Eminem Evolution: Relapse, Recovery and Renewal
Recently, news rocketed through Cyber Space of Eminem’s 8 MTV Video Music Award nominations. The 37 year-old rapper—who sports t-shirts, hoodies and an armful of bluish-green tattoos—looks odd alongside the wild-eyed, silver-lipped Lady Gaga, the only other artist with more nominations.
Nevertheless, if one industry includes and embraces many vibrant personalities, it is the music industry. Even after a five-year hibernation, Eminem returns trailed by an even bulkier band of fans. “The fact that he can still relate to younger kids is an amazing thing,” says mixing engineer Scott Kieklak, “The eighteen year old crowd still love him and his delivery.” Kieklak is the Director of SAE Atlanta; his contributions to the music realm are both pedagogical and recreational. He believes that by marrying lyrics with proper delivery, Eminem continues wooing people: “I think that fans can still relate to him, and that’s the mark of a true artist.”
Some may silently disagree, while others outwardly have. In 2005, Eminem ranked No. 58 in Bernard Goldberg’s book, 100 People Who are Screwing Up America. Sandwiched between a billionaire media mogul and a Democratic mayor, Eminem lingered tip-toes away from the halfway mark. The rapper’s oftentimes violent lyrics—responsible for the delicate swirl of controversy encircling Eminem’s name—won him a spot in Goldberg’s book. And while many parents express fear of the consequences his lyrics might carry, Kieklak’s approach is more cool-headed: “As fans, we have to be mature enough and smart enough to know when something’s reality and when something is fiction. Honesty is more important than anything else.”

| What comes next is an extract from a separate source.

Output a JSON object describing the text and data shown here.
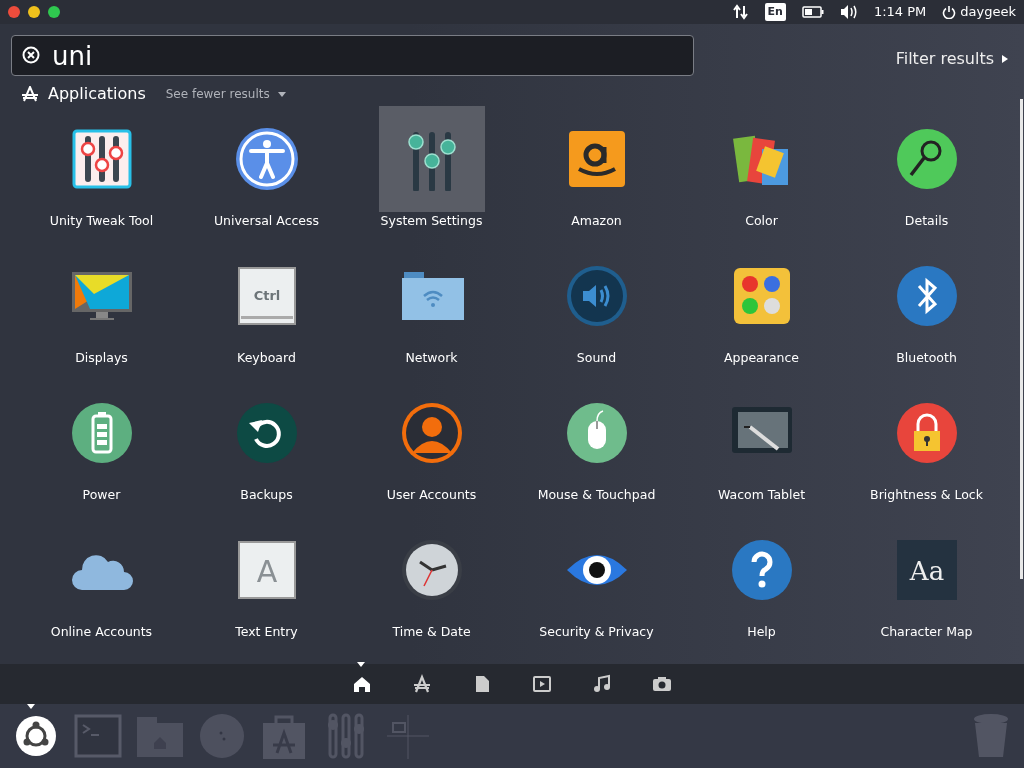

For Eminem, it seems generous heaps of honesty, audacity and sprinklings of a few secret ingredients fuel his burgeoning popularity. But unlike baking bread or switching a car tire, there is no formula to fame. Kieklak, whose mix clients include Lil’ Kim and Missy Elliot, acknowledges that there are too many variables: “I don’t think Timberland and Missy [Elliot] set out to say ‘We’re going to do a certain thing.’” After all, an artist’s prominence relies heavily on the society into which he emerges. “When all of a sudden that music, that artist, that style of music all lines up you think ‘That’s exactly what I’ve been looking for.’”
It appears that Eminen now strides on a different— and more remarkable— plain. His recent single, Love the Way You Lie, sung alongside Rihanna, has helds the No. 1 position on over five worldwide charts. More importantly, Eminem is now sober. This is not only hopeful news for him, but also for his younger fans, who oftentimes emulate an idol’s behaviors. Rather than fizzle into oblivion, Eminem has evolved. Over two decades ago, his rap pseudonym—M&M—birthed images of the candy-coated chocolate treat. Now, another idea rolls into mind: eminence.
As for Scott Kieklak, from Beyonce to Busta Rhymes, his mix clients have cultivated music stardom, but a reason for Kieklak’s own success is that he treats every song the same. “I treat everything like a hit,” he says. Though this fearless approach intimidates some, it helps drive individuals like Eminem and Kieklak forward. After all, Eminem’s recent single, Not Afraid, glimmers with an element of unification that his earlier, and perhaps more self-centric songs, lack: I’m not afraid to take a stand/Everybody come take my hand/We’ll walk this road together, through the storm/Whatever weather, cold or warm. Kieklak, who once worked as a janitor so that he could continue his full-time education, holds a similarly bold viewpoint: “I don’t think that fear is a bad thing in life—if you’re scared of something you should do it. If I can handle the worst case scenario then I go ahead and do it. Don’t be afraid.”
Photos from Hadi via Google Images and courtneyBolton and Ben Sutherland via flickr